WHAT YOU HAVE TO DO ::
When a line of the material has the word "automatically" in it, copy that line.

SUPPLIED ENTRIES ::
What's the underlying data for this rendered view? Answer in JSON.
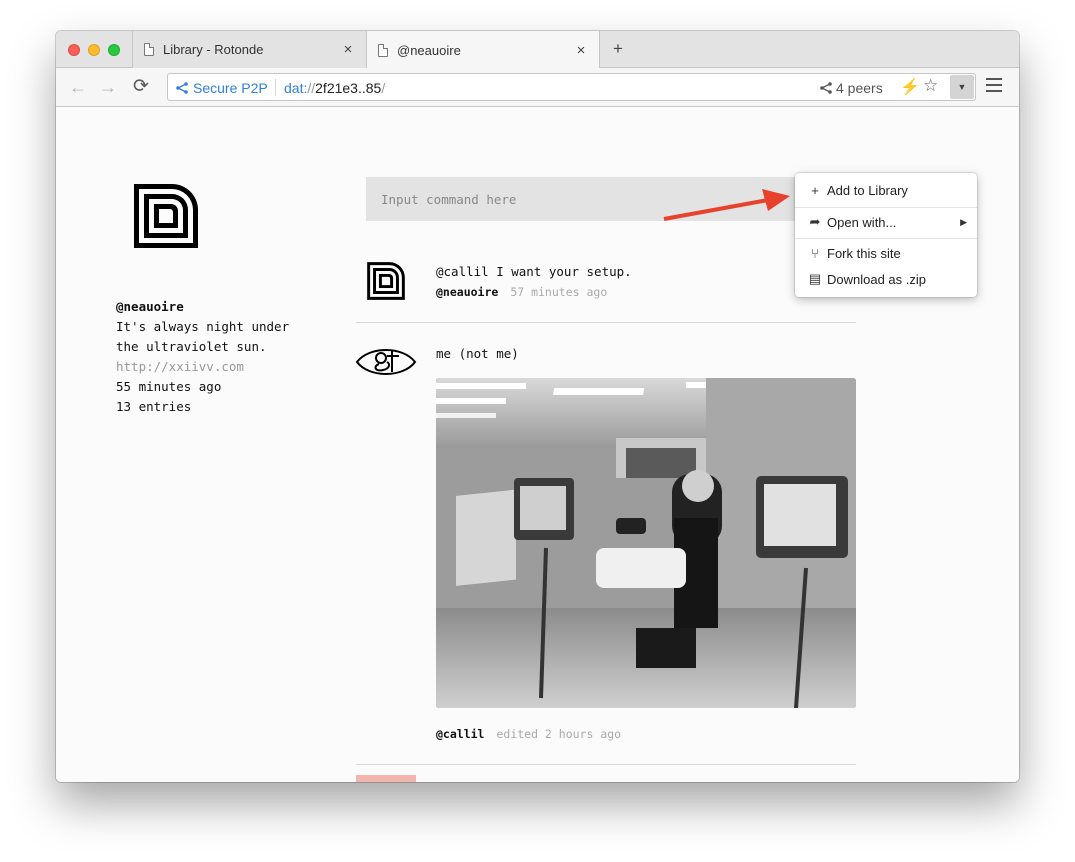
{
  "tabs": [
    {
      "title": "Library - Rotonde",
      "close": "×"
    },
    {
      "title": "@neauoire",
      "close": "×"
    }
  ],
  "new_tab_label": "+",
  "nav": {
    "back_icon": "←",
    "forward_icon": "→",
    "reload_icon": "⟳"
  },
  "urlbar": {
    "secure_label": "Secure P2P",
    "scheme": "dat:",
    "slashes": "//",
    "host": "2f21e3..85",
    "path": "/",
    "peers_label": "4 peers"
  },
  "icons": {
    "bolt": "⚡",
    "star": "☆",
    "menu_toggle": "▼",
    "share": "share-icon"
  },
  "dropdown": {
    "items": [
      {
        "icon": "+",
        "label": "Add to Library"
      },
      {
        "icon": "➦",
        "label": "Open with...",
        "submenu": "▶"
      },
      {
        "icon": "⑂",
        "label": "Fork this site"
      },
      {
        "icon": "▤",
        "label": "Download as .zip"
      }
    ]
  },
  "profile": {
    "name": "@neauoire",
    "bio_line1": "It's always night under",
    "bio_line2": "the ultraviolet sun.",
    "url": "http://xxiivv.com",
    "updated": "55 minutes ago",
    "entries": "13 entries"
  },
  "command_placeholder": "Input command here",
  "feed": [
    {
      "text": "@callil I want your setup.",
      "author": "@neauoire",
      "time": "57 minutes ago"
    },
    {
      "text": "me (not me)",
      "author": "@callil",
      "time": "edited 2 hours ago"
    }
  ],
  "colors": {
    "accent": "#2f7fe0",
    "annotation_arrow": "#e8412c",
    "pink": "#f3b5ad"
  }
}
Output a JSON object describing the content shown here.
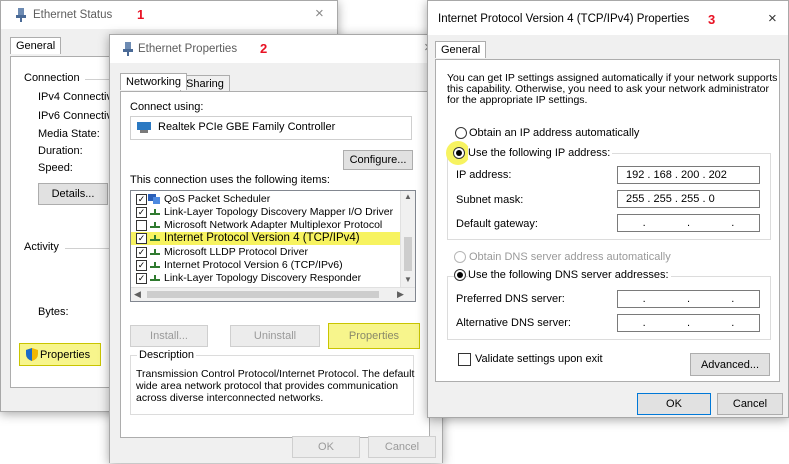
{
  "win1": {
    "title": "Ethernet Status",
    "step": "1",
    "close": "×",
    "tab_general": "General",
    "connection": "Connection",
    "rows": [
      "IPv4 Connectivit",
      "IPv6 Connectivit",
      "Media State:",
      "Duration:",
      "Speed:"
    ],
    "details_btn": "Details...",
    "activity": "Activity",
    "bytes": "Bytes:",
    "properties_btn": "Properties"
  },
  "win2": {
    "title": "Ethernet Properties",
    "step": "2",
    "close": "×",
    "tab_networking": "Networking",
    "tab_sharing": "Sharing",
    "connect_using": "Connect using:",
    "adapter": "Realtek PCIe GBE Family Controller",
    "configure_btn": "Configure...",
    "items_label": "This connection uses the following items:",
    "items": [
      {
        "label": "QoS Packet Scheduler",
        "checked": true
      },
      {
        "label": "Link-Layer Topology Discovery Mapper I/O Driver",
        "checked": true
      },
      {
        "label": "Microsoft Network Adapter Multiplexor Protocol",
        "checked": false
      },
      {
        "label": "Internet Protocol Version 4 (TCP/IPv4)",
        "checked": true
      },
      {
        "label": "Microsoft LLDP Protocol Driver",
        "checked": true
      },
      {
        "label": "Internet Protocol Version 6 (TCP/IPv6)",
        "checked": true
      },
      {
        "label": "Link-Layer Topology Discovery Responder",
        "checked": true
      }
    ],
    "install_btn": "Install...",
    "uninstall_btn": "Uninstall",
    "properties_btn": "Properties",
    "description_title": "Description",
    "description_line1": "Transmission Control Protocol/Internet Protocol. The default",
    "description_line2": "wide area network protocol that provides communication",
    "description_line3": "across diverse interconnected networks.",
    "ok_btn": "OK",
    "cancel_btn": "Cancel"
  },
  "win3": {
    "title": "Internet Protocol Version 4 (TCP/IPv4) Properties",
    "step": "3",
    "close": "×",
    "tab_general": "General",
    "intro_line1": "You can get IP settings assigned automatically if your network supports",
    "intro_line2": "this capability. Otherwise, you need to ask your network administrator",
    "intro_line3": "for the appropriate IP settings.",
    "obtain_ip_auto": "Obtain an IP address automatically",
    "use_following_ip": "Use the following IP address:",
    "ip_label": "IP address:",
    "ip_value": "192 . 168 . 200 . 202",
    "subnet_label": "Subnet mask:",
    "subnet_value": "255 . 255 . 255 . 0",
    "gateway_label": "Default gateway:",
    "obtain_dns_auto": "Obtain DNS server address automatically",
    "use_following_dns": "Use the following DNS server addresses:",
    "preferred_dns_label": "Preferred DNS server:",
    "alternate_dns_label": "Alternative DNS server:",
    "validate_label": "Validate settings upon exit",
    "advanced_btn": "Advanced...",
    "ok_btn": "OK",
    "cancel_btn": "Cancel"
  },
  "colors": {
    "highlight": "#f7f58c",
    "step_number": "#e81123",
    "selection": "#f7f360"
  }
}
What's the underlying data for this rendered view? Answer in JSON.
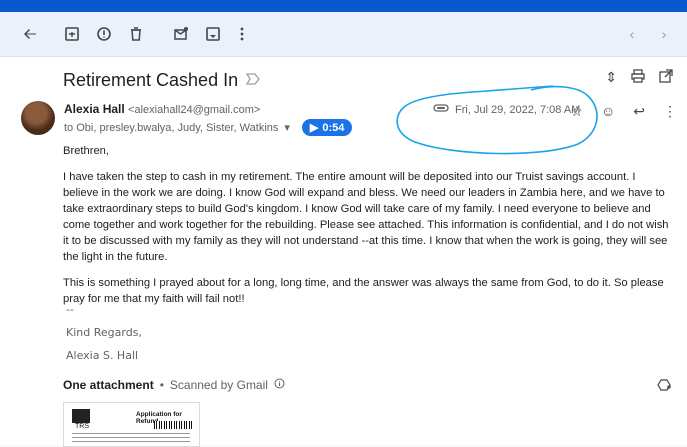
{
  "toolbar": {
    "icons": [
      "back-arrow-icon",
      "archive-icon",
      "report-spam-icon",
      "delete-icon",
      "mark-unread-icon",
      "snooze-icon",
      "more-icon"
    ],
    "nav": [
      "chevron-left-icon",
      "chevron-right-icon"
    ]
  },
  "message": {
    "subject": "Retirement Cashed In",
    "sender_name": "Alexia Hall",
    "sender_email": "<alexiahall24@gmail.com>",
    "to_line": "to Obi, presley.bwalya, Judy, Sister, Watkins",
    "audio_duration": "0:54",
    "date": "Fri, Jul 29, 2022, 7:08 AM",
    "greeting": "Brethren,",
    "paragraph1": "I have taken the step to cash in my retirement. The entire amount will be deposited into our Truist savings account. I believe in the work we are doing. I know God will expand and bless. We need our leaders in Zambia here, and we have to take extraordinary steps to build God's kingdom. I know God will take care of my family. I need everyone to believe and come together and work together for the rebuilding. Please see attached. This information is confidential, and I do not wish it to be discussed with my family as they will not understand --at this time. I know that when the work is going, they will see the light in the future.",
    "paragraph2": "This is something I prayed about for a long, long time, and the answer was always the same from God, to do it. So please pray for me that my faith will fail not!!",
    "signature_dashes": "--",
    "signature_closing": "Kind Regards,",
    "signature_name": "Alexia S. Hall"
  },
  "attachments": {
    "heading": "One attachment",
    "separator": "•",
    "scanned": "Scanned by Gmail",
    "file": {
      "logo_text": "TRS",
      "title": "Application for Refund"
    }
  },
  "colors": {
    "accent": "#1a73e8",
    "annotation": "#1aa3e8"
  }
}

SOLVED PROBLEM ::
    "intro_line1": "You can get IP settings assigned automatically if your network supports",
    "obtain_ip_auto": "Obtain an IP address automatically",
    "obtain_dns_auto": "Obtain DNS server address automatically",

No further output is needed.